--- SUPPLIED RECORDS Enclosed Below ---
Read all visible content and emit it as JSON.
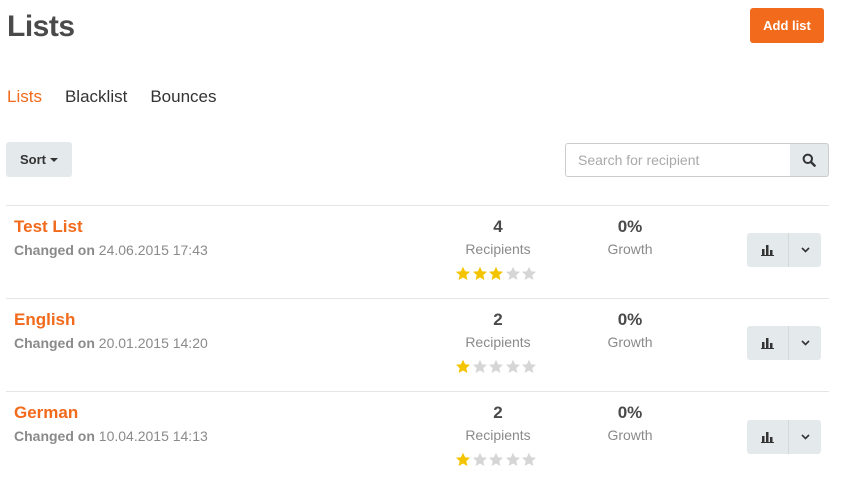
{
  "header": {
    "title": "Lists",
    "add_button_label": "Add list"
  },
  "tabs": [
    {
      "label": "Lists",
      "active": true
    },
    {
      "label": "Blacklist",
      "active": false
    },
    {
      "label": "Bounces",
      "active": false
    }
  ],
  "toolbar": {
    "sort_label": "Sort",
    "search_placeholder": "Search for recipient",
    "search_value": ""
  },
  "colors": {
    "accent": "#f26a1b",
    "star_on": "#f5c400",
    "star_off": "#d6d6d6",
    "button_bg": "#e4e9ec"
  },
  "icons": {
    "search": "search-icon",
    "chart": "bar-chart-icon",
    "dropdown": "chevron-down-icon",
    "rating": "star-icon"
  },
  "rows": [
    {
      "name": "Test List",
      "changed_label": "Changed on",
      "changed_date": "24.06.2015 17:43",
      "recipients": "4",
      "recipients_label": "Recipients",
      "growth": "0%",
      "growth_label": "Growth",
      "rating": 3
    },
    {
      "name": "English",
      "changed_label": "Changed on",
      "changed_date": "20.01.2015 14:20",
      "recipients": "2",
      "recipients_label": "Recipients",
      "growth": "0%",
      "growth_label": "Growth",
      "rating": 1
    },
    {
      "name": "German",
      "changed_label": "Changed on",
      "changed_date": "10.04.2015 14:13",
      "recipients": "2",
      "recipients_label": "Recipients",
      "growth": "0%",
      "growth_label": "Growth",
      "rating": 1
    }
  ]
}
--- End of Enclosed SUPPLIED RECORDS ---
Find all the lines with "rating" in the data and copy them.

EXERCISE RESPONSE >>
    "rating": "star-icon"
      "rating": 3
      "rating": 1
      "rating": 1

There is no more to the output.